Raising a child is an incredible, life-changing experience. And, as all parents know, a reliable support system is critical to feeling like you’ve got parenting (at least somewhat!) under control. While family members make a great support system, a strong network of friends who can encourage you to better yourself is irreplaceable. Those friends can offer firsthand advice, give you constructive, real-time feedback, and, most importantly, offer a built-in system of friends for your kiddos. What’s better than second-generation BFFs? Nothing!
Everyone has heard the jokes about childless friends ditching new parents. And, while you can obviously remain close with your pre-baby friends, you’ll certainly find that buddies who have kids of their own will be more understanding about needing to cancel three times because your baby is sick — or being 45 minutes late because of an epic toddler meltdown.
Here are some important traits to look for as you build your tribe of parent friends:
1. Friends who don’t push you past your boundaries
Being a friend means being a support system, and people who support you shouldn’t tear you down or be overly critical. Friends who don’t push your boundaries won’t expect you to be perfect: They’ll remind you that you’re being the best parent you can, and they’ll share their experiences dealing with similar challenges. Not pushing past your boundaries also means not criticizing how you choose to raise your child (as long as you’re not causing harm) or giving less-than-constructive criticism. It’s crucial for your friends to push you to be better, but not to judge or overwhelm you.
Here’s an example: When my son was a few months old, he rolled off the couch. I was terrified that he’d suffered some kind of lifelong injury on my watch, despite my husband and my pediatrician assuring me otherwise. I called two friends to share the story, almost sobbing. The first told me about the time he dropped an iPad on his newborn daughter’s face. The second told me about her daughter falling off the washing machine. Both assured me he was fine and told me to stop worrying about it. These are the invaluable friends you need in your life!
2. Friends who plan things with your children
Once you have children, they become your life. Naturally, a friend who wants to be involved in your life should want to be involved in your child’s life as well. This means making time to do things with your child. It’s important for children to have people they can go to and look up to, and as part of your support system, your friends should be part of your child’s support system, too.
The best friends won’t mind making special accommodations for your child, either.
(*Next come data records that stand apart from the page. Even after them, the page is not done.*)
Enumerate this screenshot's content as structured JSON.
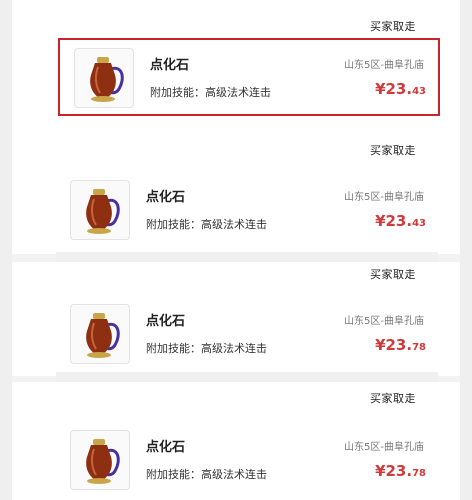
{
  "listings": [
    {
      "status": "买家取走",
      "name": "点化石",
      "skill": "附加技能：高级法术连击",
      "server": "山东5区-曲阜孔庙",
      "price_main": "¥23.",
      "price_cents": "43",
      "selected": true
    },
    {
      "status": "买家取走",
      "name": "点化石",
      "skill": "附加技能：高级法术连击",
      "server": "山东5区-曲阜孔庙",
      "price_main": "¥23.",
      "price_cents": "43",
      "selected": false
    },
    {
      "status": "买家取走",
      "name": "点化石",
      "skill": "附加技能：高级法术连击",
      "server": "山东5区-曲阜孔庙",
      "price_main": "¥23.",
      "price_cents": "78",
      "selected": false
    },
    {
      "status": "买家取走",
      "name": "点化石",
      "skill": "附加技能：高级法术连击",
      "server": "山东5区-曲阜孔庙",
      "price_main": "¥23.",
      "price_cents": "78",
      "selected": false
    }
  ],
  "colors": {
    "price": "#d03a3a",
    "highlight_border": "#c9232b",
    "vase_body": "#8e2f12",
    "handle": "#4a2fa0"
  },
  "icons": {
    "item_thumbnail": "vase-icon"
  }
}
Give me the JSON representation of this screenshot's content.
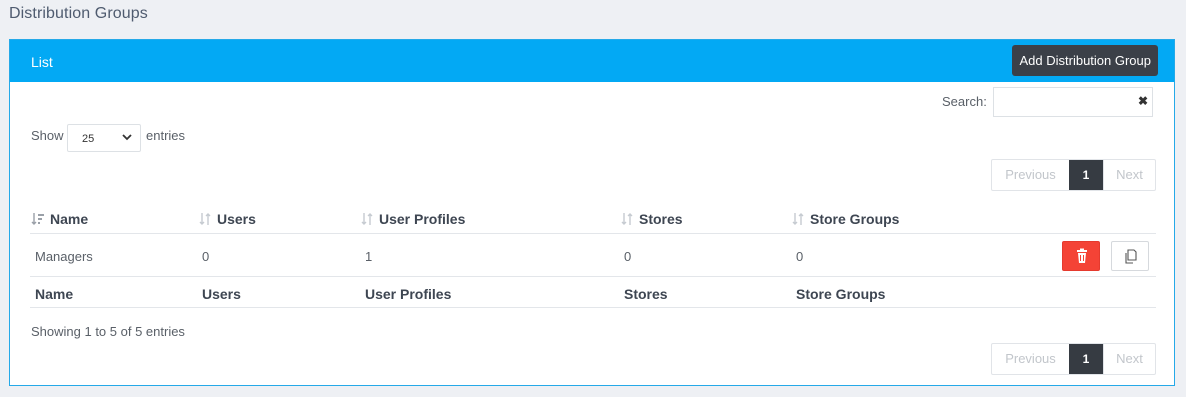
{
  "page": {
    "title": "Distribution Groups"
  },
  "card": {
    "title": "List",
    "add_button": "Add Distribution Group",
    "accent_color": "#03a9f4"
  },
  "search": {
    "label": "Search:",
    "value": "",
    "clear_icon": "close-icon"
  },
  "length": {
    "show_label": "Show",
    "selected": "25",
    "entries_label": "entries"
  },
  "pagination": {
    "previous": "Previous",
    "current": "1",
    "next": "Next"
  },
  "table": {
    "columns": [
      "Name",
      "Users",
      "User Profiles",
      "Stores",
      "Store Groups"
    ],
    "rows": [
      {
        "name": "Managers",
        "users": "0",
        "user_profiles": "1",
        "stores": "0",
        "store_groups": "0"
      }
    ],
    "footer": [
      "Name",
      "Users",
      "User Profiles",
      "Stores",
      "Store Groups"
    ]
  },
  "info": "Showing 1 to 5 of 5 entries",
  "colors": {
    "delete": "#f44336",
    "dark_button": "#3b4048"
  }
}
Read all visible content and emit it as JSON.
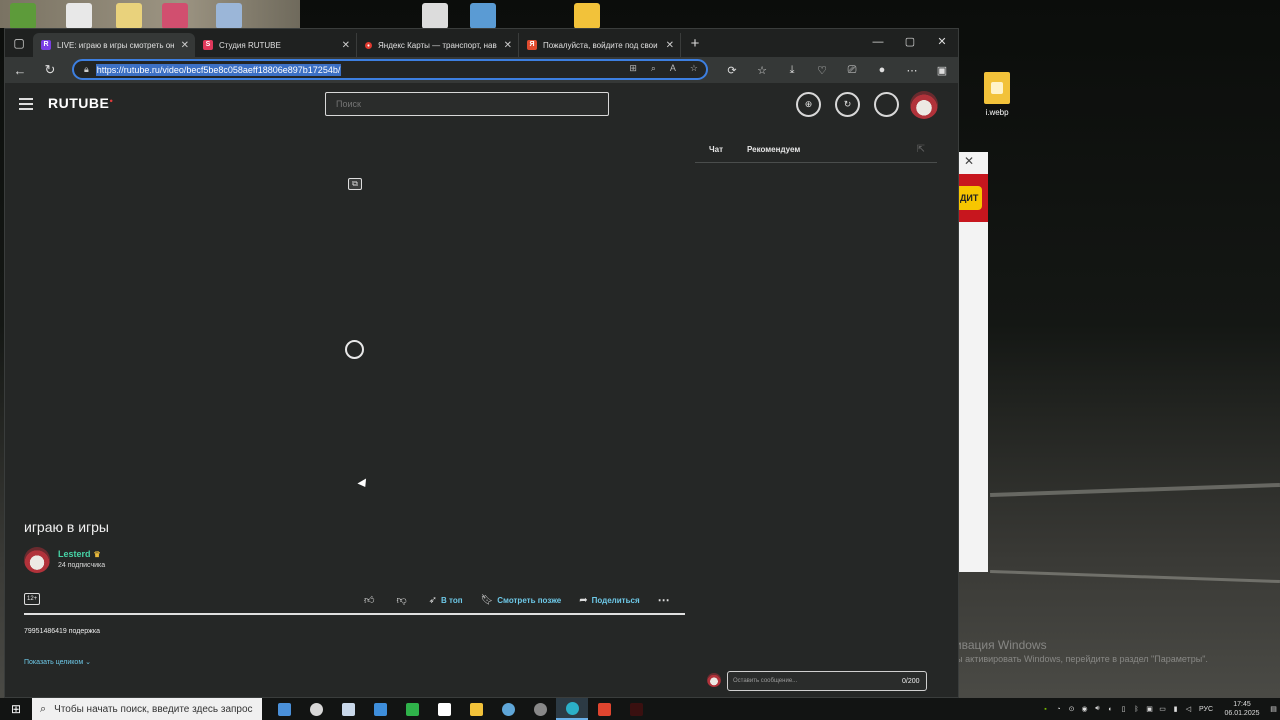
{
  "desktop": {
    "file_label": "i.webp",
    "background_window_button": "ДИТ",
    "watermark_title": "Активация Windows",
    "watermark_sub": "Чтобы активировать Windows, перейдите в раздел \"Параметры\"."
  },
  "browser": {
    "tabs": [
      {
        "title": "LIVE: играю в игры смотреть он",
        "favicon_color": "#7b3fe4",
        "favicon_letter": "R",
        "active": true
      },
      {
        "title": "Студия RUTUBE",
        "favicon_color": "#e0385b",
        "favicon_letter": "S",
        "active": false
      },
      {
        "title": "Яндекс Карты — транспорт, нав",
        "favicon_color": "#e03a2f",
        "favicon_letter": "•",
        "active": false
      },
      {
        "title": "Пожалуйста, войдите под свои",
        "favicon_color": "#e04b2f",
        "favicon_letter": "Я",
        "active": false
      }
    ],
    "url": "https://rutube.ru/video/becf5be8c058aeff18806e897b17254b/"
  },
  "rutube": {
    "logo": "RUTUBE",
    "search_placeholder": "Поиск",
    "side_tabs": {
      "chat": "Чат",
      "recommended": "Рекомендуем"
    },
    "video_title": "играю в игры",
    "channel_name": "Lesterd",
    "subscribers": "24 подписчика",
    "age_rating": "12+",
    "actions": {
      "top": "В топ",
      "watch_later": "Смотреть позже",
      "share": "Поделиться"
    },
    "description": "79951486419 подержка",
    "show_all": "Показать целиком",
    "chat_placeholder": "Оставить сообщение...",
    "chat_counter": "0/200"
  },
  "taskbar": {
    "search_placeholder": "Чтобы начать поиск, введите здесь запрос",
    "language": "РУС",
    "time": "17:45",
    "date": "06.01.2025"
  }
}
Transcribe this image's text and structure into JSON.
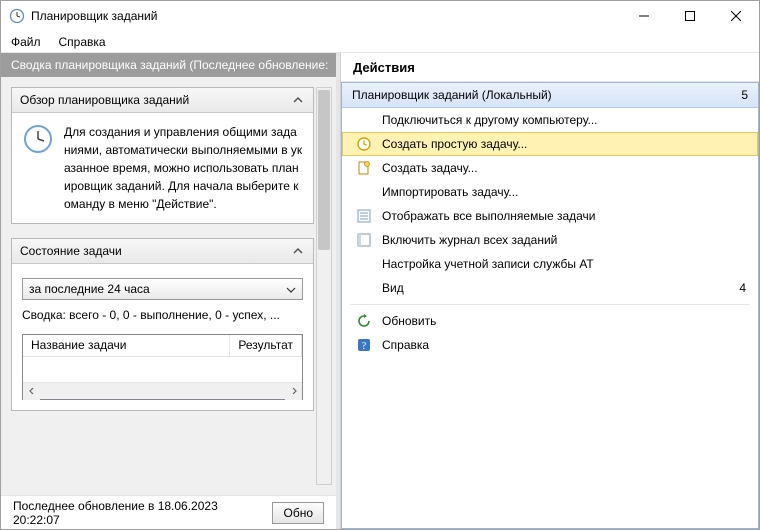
{
  "window": {
    "title": "Планировщик заданий"
  },
  "menu": {
    "file": "Файл",
    "help": "Справка"
  },
  "summary": {
    "header": "Сводка планировщика заданий (Последнее обновление:",
    "overview_title": "Обзор планировщика заданий",
    "overview_text": "Для создания и управления общими заданиями, автоматически выполняемыми в указанное время, можно использовать планировщик заданий. Для начала выберите команду в меню \"Действие\".",
    "status_title": "Состояние задачи",
    "dropdown_value": "за последние 24 часа",
    "stats_text": "Сводка: всего - 0, 0 - выполнение, 0 - успех, ...",
    "col_name": "Название задачи",
    "col_result": "Результат"
  },
  "status": {
    "last_update": "Последнее обновление в 18.06.2023 20:22:07",
    "refresh_button": "Обно"
  },
  "actions": {
    "title": "Действия",
    "header_label": "Планировщик заданий (Локальный)",
    "header_number": "5",
    "items": [
      {
        "label": "Подключиться к другому компьютеру...",
        "icon": "none"
      },
      {
        "label": "Создать простую задачу...",
        "icon": "clock",
        "selected": true
      },
      {
        "label": "Создать задачу...",
        "icon": "doc"
      },
      {
        "label": "Импортировать задачу...",
        "icon": "none"
      },
      {
        "label": "Отображать все выполняемые задачи",
        "icon": "list"
      },
      {
        "label": "Включить журнал всех заданий",
        "icon": "log"
      },
      {
        "label": "Настройка учетной записи службы AT",
        "icon": "none"
      }
    ],
    "view_label": "Вид",
    "view_number": "4",
    "refresh_label": "Обновить",
    "help_label": "Справка"
  }
}
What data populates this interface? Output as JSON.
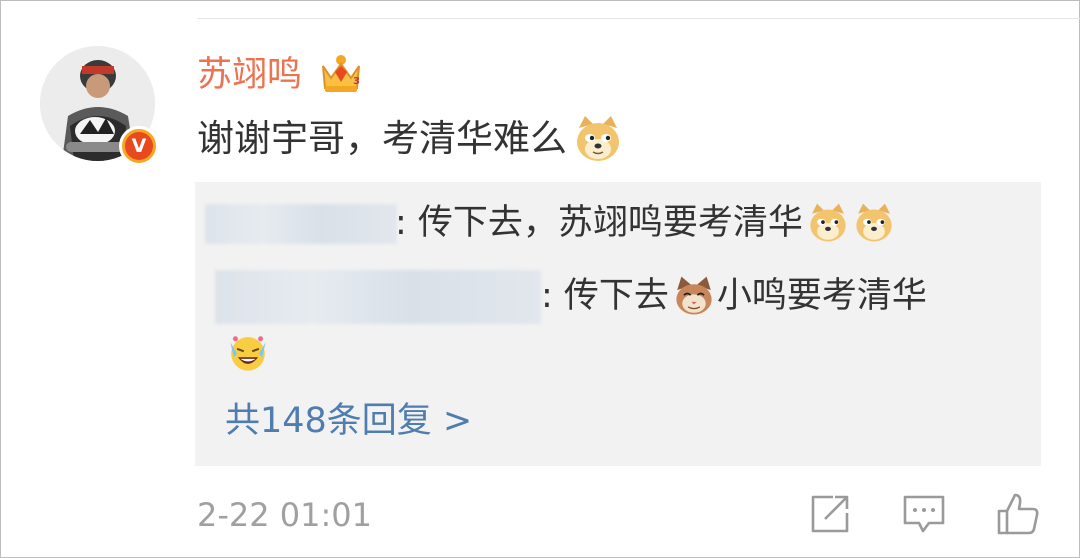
{
  "comment": {
    "username": "苏翊鸣",
    "text": "谢谢宇哥，考清华难么",
    "text_emoji": "doge-emoji",
    "crown_badge": "crown-level-icon",
    "verified_badge_label": "V",
    "timestamp": "2-22 01:01"
  },
  "replies": [
    {
      "text": ": 传下去，苏翊鸣要考清华",
      "emojis": [
        "doge-emoji",
        "doge-emoji"
      ]
    },
    {
      "text_before": ": 传下去",
      "emoji": "cat-emoji",
      "text_after": "小鸣要考清华",
      "line2_emoji": "laugh-cry-emoji"
    }
  ],
  "more_replies_label": "共148条回复 >",
  "actions": [
    "share-icon",
    "comment-icon",
    "like-icon"
  ],
  "colors": {
    "username": "#eb7350",
    "link": "#507daf",
    "reply_bg": "#f2f2f2",
    "timestamp": "#a0a0a0",
    "verified": "#e8491d"
  }
}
My son has a rare, life-threatening food allergy called FPIES that makes it stressful to eat out. My friends know that, so when we do multi-family hangouts, we choose places like the zoo or a trampoline park, where eating isn’t the “main event” activity. The most supportive friends don’t view these kinds of things as sacrifices; instead, they see them as fun adventures that allow two (or more) families to hang out.
3. Friends who will keep an eye out for your child
As they say, sometimes it takes a village to raise a child. Recently, a friend of mine kept reminding me to set up a 529 college savings account for my son. I kept putting it off until, finally, he sent a generous check with instructions for exactly how to set it up. The thought of somebody looking out for my child’s education, future, and well-being, besides my well-being and my husband’s, was huge. Plus, it’s helpful to have parent friends who push you to do those important things you might otherwise put off.
4. Friends who will help you be self-aware
Let’s face it, parenting is hard. Without a doubt, it’s the hardest and most rewarding thing many of us ever experience. It’s challenging to be perfect because nobody’s perfect. We all make mistakes and have moments we regret. You’re going to have some moments when you fall into a rut, and you will not be doing your best parenting. When you’re overwhelmed or distracted, it’s hard to hit on all cylinders.
During these moments, it can be difficult for a friend to pull you aside, calm you down, and be honest about how you handled a situation. Open and honest — but not demeaning — conversations can be a healthy learning experience, especially because our friends can offer a different perspective. If they’ve built up trust with us, we know they’re doing it for our benefit, not their own.
5. Friends who don’t judge when you’re proud of your child
As a parent, we’re always proud of our children. Sometimes, it might seem like a small accomplishment we’re elated about, but constantly showing your child that you love and support him is so crucial as a parent. Friends who are a beneficial part of your support system are proud of your children, too; they should also want to see them grow and do well.
These are the friends who don’t mind your Facebook or Instagram “kid spam.” Instead of rolling their eyes, they share or comment on your videos of Junior mastering the art of walking backward, spinning in circles, or finally figuring out how to snap along to the beat of the music. They know that exact feeling of gratitude and awe, and they want to give you your moment to soak it all in.
While there are many other indispensable qualities that are essential to creating a great support system while parenting your child, the importance of these five cannot be overstated. Parenting can be overwhelming at times, but good friends will help you feel like together, you’ve got it under control.